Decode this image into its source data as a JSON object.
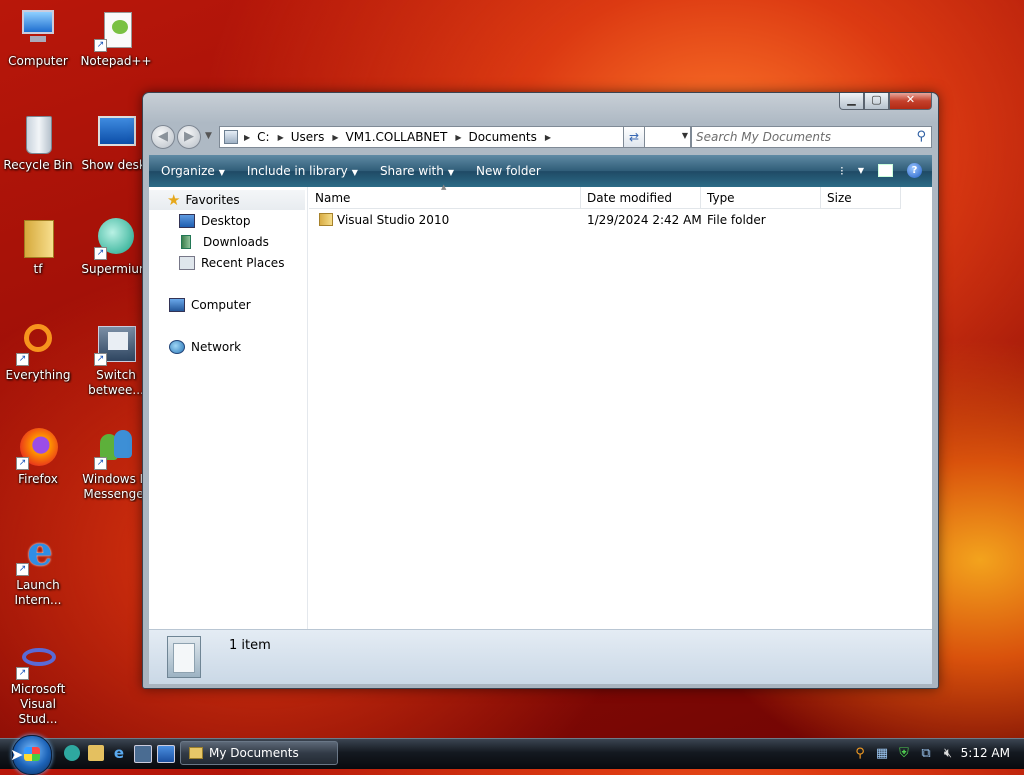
{
  "desktop": {
    "icons": [
      {
        "label": "Computer"
      },
      {
        "label": "Notepad++"
      },
      {
        "label": "Recycle Bin"
      },
      {
        "label": "Show deskt"
      },
      {
        "label": "tf"
      },
      {
        "label": "Supermium"
      },
      {
        "label": "Everything"
      },
      {
        "label": "Switch betwee..."
      },
      {
        "label": "Firefox"
      },
      {
        "label": "Windows Li Messenger"
      },
      {
        "label": "Launch Intern..."
      },
      {
        "label": "Microsoft Visual Stud..."
      }
    ]
  },
  "window": {
    "address": {
      "crumbs": [
        "C:",
        "Users",
        "VM1.COLLABNET",
        "Documents"
      ]
    },
    "search": {
      "placeholder": "Search My Documents"
    },
    "toolbar": {
      "organize": "Organize",
      "include_in_library": "Include in library",
      "share_with": "Share with",
      "new_folder": "New folder"
    },
    "nav": {
      "favorites": "Favorites",
      "desktop": "Desktop",
      "downloads": "Downloads",
      "recent_places": "Recent Places",
      "computer": "Computer",
      "network": "Network"
    },
    "columns": {
      "name": "Name",
      "date_modified": "Date modified",
      "type": "Type",
      "size": "Size"
    },
    "files": [
      {
        "name": "Visual Studio 2010",
        "date_modified": "1/29/2024 2:42 AM",
        "type": "File folder",
        "size": ""
      }
    ],
    "status": {
      "item_count": "1 item"
    }
  },
  "taskbar": {
    "active_window": "My Documents",
    "clock": "5:12 AM"
  },
  "colors": {
    "toolbar": "#2f5d78",
    "desktop_bg": "#b9170a",
    "close_button": "#c5402b"
  }
}
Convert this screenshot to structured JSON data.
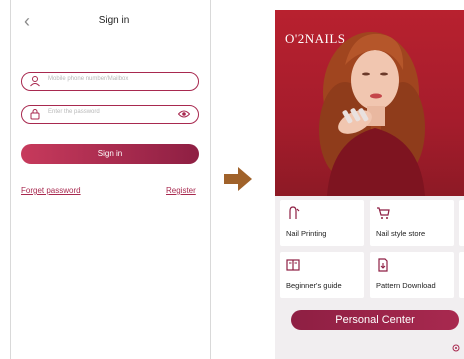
{
  "signin": {
    "title": "Sign in",
    "phone_placeholder": "Mobile phone number/Mailbox",
    "password_placeholder": "Enter the password",
    "submit_label": "Sign in",
    "forget_label": "Forget password",
    "register_label": "Register"
  },
  "home": {
    "brand": "O'2NAILS",
    "cards": [
      {
        "label": "Nail Printing",
        "icon": "nail-icon"
      },
      {
        "label": "Nail style store",
        "icon": "cart-icon"
      },
      {
        "label": "Beginner's guide",
        "icon": "book-icon"
      },
      {
        "label": "Pattern Download",
        "icon": "download-icon"
      }
    ],
    "personal_center_label": "Personal Center"
  },
  "colors": {
    "accent": "#a8294f",
    "hero": "#b8212f",
    "arrow": "#a0622a"
  }
}
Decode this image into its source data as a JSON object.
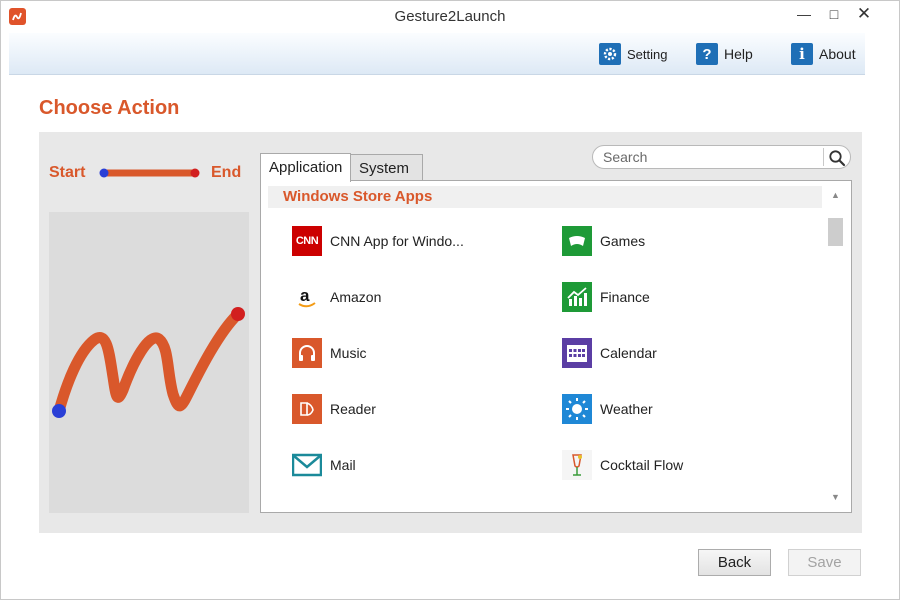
{
  "window": {
    "title": "Gesture2Launch"
  },
  "toolbar": {
    "setting_label": "Setting",
    "help_label": "Help",
    "about_label": "About"
  },
  "heading": "Choose Action",
  "gesture": {
    "start_label": "Start",
    "end_label": "End"
  },
  "tabs": [
    {
      "label": "Application",
      "active": true
    },
    {
      "label": "System",
      "active": false
    }
  ],
  "search": {
    "placeholder": "Search"
  },
  "section": {
    "title": "Windows Store Apps"
  },
  "apps": [
    {
      "name": "CNN App for Windo...",
      "icon": "cnn-icon"
    },
    {
      "name": "Games",
      "icon": "gamepad-icon"
    },
    {
      "name": "Amazon",
      "icon": "amazon-icon"
    },
    {
      "name": "Finance",
      "icon": "finance-chart-icon"
    },
    {
      "name": "Music",
      "icon": "headphones-icon"
    },
    {
      "name": "Calendar",
      "icon": "calendar-icon"
    },
    {
      "name": "Reader",
      "icon": "reader-icon"
    },
    {
      "name": "Weather",
      "icon": "sun-icon"
    },
    {
      "name": "Mail",
      "icon": "envelope-icon"
    },
    {
      "name": "Cocktail Flow",
      "icon": "cocktail-icon"
    }
  ],
  "buttons": {
    "back": "Back",
    "save": "Save"
  },
  "colors": {
    "accent": "#d9582b",
    "stroke_start": "#2a3fd6",
    "stroke_end": "#d21f1f",
    "toolbar_blue": "#1f6fb6"
  }
}
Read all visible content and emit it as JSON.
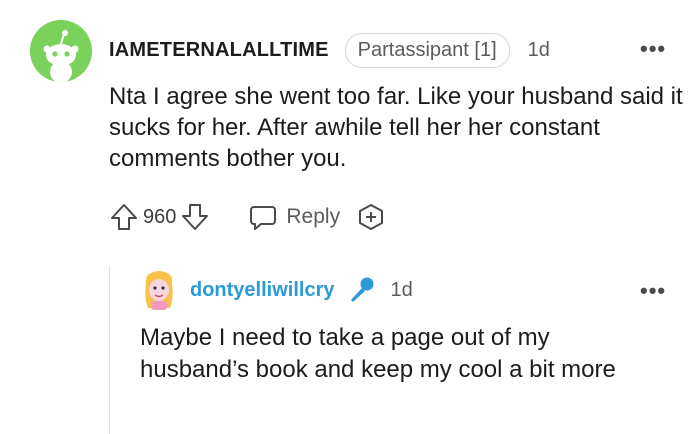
{
  "comment": {
    "username": "IAMETERNALALLTIME",
    "flair": "Partassipant [1]",
    "time": "1d",
    "body": "Nta I agree she went too far. Like your husband said it sucks for her. After awhile tell her her constant comments bother you.",
    "votes": "960",
    "reply_label": "Reply",
    "avatar_color": "#7ad25d",
    "icons": [
      "upvote-icon",
      "downvote-icon",
      "reply-icon",
      "award-icon",
      "more-icon"
    ]
  },
  "reply": {
    "username": "dontyelliwillcry",
    "time": "1d",
    "body": "Maybe I need to take a page out of my husband’s book and keep my cool a bit more",
    "username_color": "#2b9bd8",
    "icons": [
      "microphone-icon",
      "more-icon"
    ]
  }
}
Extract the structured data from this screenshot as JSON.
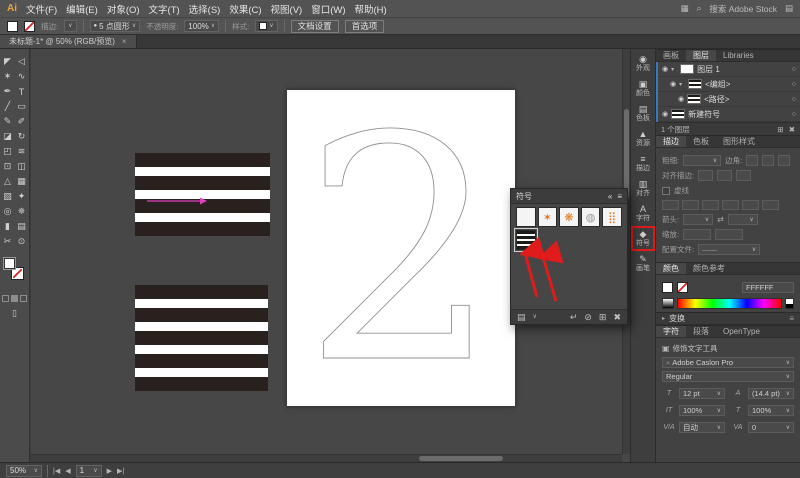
{
  "colors": {
    "menubar_bg": "#535353",
    "canvas_bg": "#474747",
    "stripe": "#29211e",
    "arrow_pink": "#e040c0",
    "annotation_red": "#e01b1b",
    "symbol_orange": "#e07a1f",
    "numeral_stroke": "#8f8f8f",
    "selection_blue": "#3b78c4"
  },
  "menubar": {
    "logo": "Ai",
    "menus": [
      "文件(F)",
      "编辑(E)",
      "对象(O)",
      "文字(T)",
      "选择(S)",
      "效果(C)",
      "视图(V)",
      "窗口(W)",
      "帮助(H)"
    ],
    "workspace_icon": "▦",
    "search_icon": "⌕",
    "search_text": "搜索 Adobe Stock",
    "grid_icon": "▤"
  },
  "control_bar": {
    "stroke_label": "描边:",
    "brush_dot": "●",
    "brush_name": "5 点圆形",
    "opacity_label": "不透明度:",
    "opacity_value": "100%",
    "style_label": "样式:",
    "doc_setup": "文档设置",
    "preferences": "首选项",
    "caret": "∨"
  },
  "doc_tab": {
    "title": "未标题-1* @ 50% (RGB/预览)",
    "close": "×"
  },
  "tools": {
    "glyphs": [
      "◤",
      "◁",
      "✶",
      "∿",
      "✒",
      "T",
      "╱",
      "▭",
      "✎",
      "✐",
      "◪",
      "↻",
      "◰",
      "≋",
      "⊡",
      "◫",
      "△",
      "▦",
      "▧",
      "✦",
      "◎",
      "✵",
      "▮",
      "▤",
      "✂",
      "⊙"
    ]
  },
  "artboard": {
    "numeral": "2"
  },
  "symbols_panel": {
    "title": "符号",
    "collapse_icon": "«",
    "menu_icon": "≡",
    "thumb_glyphs": [
      "",
      "✶",
      "❋",
      "◍",
      "⣿"
    ],
    "library_icon": "▤",
    "caret": "∨",
    "place_icon": "↵",
    "break_icon": "⊘",
    "new_icon": "⊞",
    "delete_icon": "✖"
  },
  "icon_strip": {
    "items": [
      {
        "label": "外观",
        "glyph": "◉"
      },
      {
        "label": "颜色",
        "glyph": "▣"
      },
      {
        "label": "色板",
        "glyph": "▤"
      },
      {
        "label": "资源",
        "glyph": "▲"
      },
      {
        "label": "描边",
        "glyph": "≡"
      },
      {
        "label": "对齐",
        "glyph": "▥"
      },
      {
        "label": "字符",
        "glyph": "A"
      },
      {
        "label": "符号",
        "glyph": "◆"
      },
      {
        "label": "画笔",
        "glyph": "✎"
      }
    ]
  },
  "layers_panel": {
    "tabs": [
      "画板",
      "图层",
      "Libraries"
    ],
    "eye_icon": "◉",
    "target_icon": "○",
    "rows": [
      {
        "expander": "▾",
        "name": "图层 1"
      },
      {
        "expander": "▾",
        "name": "<编组>"
      },
      {
        "expander": "",
        "name": "<路径>"
      },
      {
        "expander": "",
        "name": "新建符号"
      }
    ],
    "footer_text": "1 个图层",
    "new_icon": "⊞",
    "delete_icon": "✖"
  },
  "stroke_panel": {
    "tabs": [
      "描边",
      "色板",
      "图形样式"
    ],
    "weight_label": "粗细:",
    "corner_label": "边角:",
    "align_label": "对齐描边:",
    "dash_label": "虚线",
    "arrow_label": "箭头:",
    "swap_icon": "⇄",
    "scale_label": "缩放:",
    "profile_label": "配置文件:",
    "profile_value": "——",
    "caret": "∨"
  },
  "color_panel": {
    "tabs": [
      "颜色",
      "颜色参考"
    ],
    "hex_value": "FFFFFF"
  },
  "transform_panel": {
    "title": "变换",
    "icon": "▸",
    "menu_icon": "≡"
  },
  "character_panel": {
    "tabs": [
      "字符",
      "段落",
      "OpenType"
    ],
    "touch_icon": "▣",
    "touch_label": "修饰文字工具",
    "search_icon": "⌕",
    "font_name": "Adobe Caslon Pro",
    "style_name": "Regular",
    "caret": "∨",
    "rows": [
      {
        "icon": "T",
        "value": "12 pt"
      },
      {
        "icon": "A",
        "value": "(14.4 pt)"
      },
      {
        "icon": "IT",
        "value": "100%"
      },
      {
        "icon": "T",
        "value": "100%"
      },
      {
        "icon": "V/A",
        "value": "自动"
      },
      {
        "icon": "VA",
        "value": "0"
      }
    ]
  },
  "status_bar": {
    "zoom": "50%",
    "caret": "∨",
    "first_icon": "|◀",
    "prev_icon": "◀",
    "artboard": "1",
    "next_icon": "▶",
    "last_icon": "▶|"
  }
}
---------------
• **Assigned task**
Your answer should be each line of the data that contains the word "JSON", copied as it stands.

• **Response**
Decode this image into its source data as a JSON object.
Convert this screenshot to structured JSON data.
Decode this image into its source data as a JSON object.
Read all visible content and emit it as JSON.
Extract the structured data from this screenshot as JSON.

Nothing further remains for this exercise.